- Opening Delimiter -

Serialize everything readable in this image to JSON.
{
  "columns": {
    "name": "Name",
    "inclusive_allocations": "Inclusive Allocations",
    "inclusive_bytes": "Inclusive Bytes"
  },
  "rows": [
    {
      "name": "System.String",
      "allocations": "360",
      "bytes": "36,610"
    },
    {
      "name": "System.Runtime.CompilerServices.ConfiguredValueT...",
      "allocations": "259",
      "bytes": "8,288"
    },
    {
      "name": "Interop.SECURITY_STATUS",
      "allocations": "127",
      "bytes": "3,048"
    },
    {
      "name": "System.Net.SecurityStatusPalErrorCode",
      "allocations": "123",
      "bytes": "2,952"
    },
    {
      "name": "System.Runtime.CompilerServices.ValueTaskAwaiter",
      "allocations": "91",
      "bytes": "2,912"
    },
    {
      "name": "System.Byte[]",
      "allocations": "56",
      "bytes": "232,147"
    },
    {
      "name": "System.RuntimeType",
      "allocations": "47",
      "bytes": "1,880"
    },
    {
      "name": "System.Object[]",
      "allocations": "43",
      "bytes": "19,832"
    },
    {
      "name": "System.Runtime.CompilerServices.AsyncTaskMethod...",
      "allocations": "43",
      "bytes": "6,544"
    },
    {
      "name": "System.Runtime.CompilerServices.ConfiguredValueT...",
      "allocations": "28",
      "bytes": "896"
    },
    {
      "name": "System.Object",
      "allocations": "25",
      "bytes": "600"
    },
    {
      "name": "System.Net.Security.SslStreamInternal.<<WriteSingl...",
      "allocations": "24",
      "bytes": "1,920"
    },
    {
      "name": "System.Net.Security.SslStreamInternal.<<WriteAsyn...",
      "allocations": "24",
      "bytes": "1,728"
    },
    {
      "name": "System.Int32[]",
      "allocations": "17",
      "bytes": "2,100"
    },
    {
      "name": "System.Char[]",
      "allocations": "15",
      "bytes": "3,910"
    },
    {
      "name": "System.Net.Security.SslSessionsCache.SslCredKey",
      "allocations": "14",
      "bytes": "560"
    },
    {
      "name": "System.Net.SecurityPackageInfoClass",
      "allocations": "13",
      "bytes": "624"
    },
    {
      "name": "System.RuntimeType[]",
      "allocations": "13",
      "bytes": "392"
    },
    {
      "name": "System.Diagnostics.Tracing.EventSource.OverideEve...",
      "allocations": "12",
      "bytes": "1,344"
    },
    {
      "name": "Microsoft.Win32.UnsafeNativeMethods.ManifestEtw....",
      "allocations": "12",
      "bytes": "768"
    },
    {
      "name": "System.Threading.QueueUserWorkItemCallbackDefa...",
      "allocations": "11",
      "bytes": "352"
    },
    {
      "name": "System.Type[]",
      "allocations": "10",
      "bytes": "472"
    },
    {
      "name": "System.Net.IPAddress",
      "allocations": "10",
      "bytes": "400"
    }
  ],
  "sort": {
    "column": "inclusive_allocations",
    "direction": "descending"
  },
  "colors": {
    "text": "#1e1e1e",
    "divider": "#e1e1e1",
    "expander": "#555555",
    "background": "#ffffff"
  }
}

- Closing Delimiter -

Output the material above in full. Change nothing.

Serialize everything readable in this image to JSON.
{
  "columns": {
    "name": "Name",
    "inclusive_allocations": "Inclusive Allocations",
    "inclusive_bytes": "Inclusive Bytes"
  },
  "rows": [
    {
      "name": "System.String",
      "allocations": "360",
      "bytes": "36,610"
    },
    {
      "name": "System.Runtime.CompilerServices.ConfiguredValueT...",
      "allocations": "259",
      "bytes": "8,288"
    },
    {
      "name": "Interop.SECURITY_STATUS",
      "allocations": "127",
      "bytes": "3,048"
    },
    {
      "name": "System.Net.SecurityStatusPalErrorCode",
      "allocations": "123",
      "bytes": "2,952"
    },
    {
      "name": "System.Runtime.CompilerServices.ValueTaskAwaiter",
      "allocations": "91",
      "bytes": "2,912"
    },
    {
      "name": "System.Byte[]",
      "allocations": "56",
      "bytes": "232,147"
    },
    {
      "name": "System.RuntimeType",
      "allocations": "47",
      "bytes": "1,880"
    },
    {
      "name": "System.Object[]",
      "allocations": "43",
      "bytes": "19,832"
    },
    {
      "name": "System.Runtime.CompilerServices.AsyncTaskMethod...",
      "allocations": "43",
      "bytes": "6,544"
    },
    {
      "name": "System.Runtime.CompilerServices.ConfiguredValueT...",
      "allocations": "28",
      "bytes": "896"
    },
    {
      "name": "System.Object",
      "allocations": "25",
      "bytes": "600"
    },
    {
      "name": "System.Net.Security.SslStreamInternal.<<WriteSingl...",
      "allocations": "24",
      "bytes": "1,920"
    },
    {
      "name": "System.Net.Security.SslStreamInternal.<<WriteAsyn...",
      "allocations": "24",
      "bytes": "1,728"
    },
    {
      "name": "System.Int32[]",
      "allocations": "17",
      "bytes": "2,100"
    },
    {
      "name": "System.Char[]",
      "allocations": "15",
      "bytes": "3,910"
    },
    {
      "name": "System.Net.Security.SslSessionsCache.SslCredKey",
      "allocations": "14",
      "bytes": "560"
    },
    {
      "name": "System.Net.SecurityPackageInfoClass",
      "allocations": "13",
      "bytes": "624"
    },
    {
      "name": "System.RuntimeType[]",
      "allocations": "13",
      "bytes": "392"
    },
    {
      "name": "System.Diagnostics.Tracing.EventSource.OverideEve...",
      "allocations": "12",
      "bytes": "1,344"
    },
    {
      "name": "Microsoft.Win32.UnsafeNativeMethods.ManifestEtw....",
      "allocations": "12",
      "bytes": "768"
    },
    {
      "name": "System.Threading.QueueUserWorkItemCallbackDefa...",
      "allocations": "11",
      "bytes": "352"
    },
    {
      "name": "System.Type[]",
      "allocations": "10",
      "bytes": "472"
    },
    {
      "name": "System.Net.IPAddress",
      "allocations": "10",
      "bytes": "400"
    }
  ],
  "sort": {
    "column": "inclusive_allocations",
    "direction": "descending"
  },
  "colors": {
    "text": "#1e1e1e",
    "divider": "#e1e1e1",
    "expander": "#555555",
    "background": "#ffffff"
  }
}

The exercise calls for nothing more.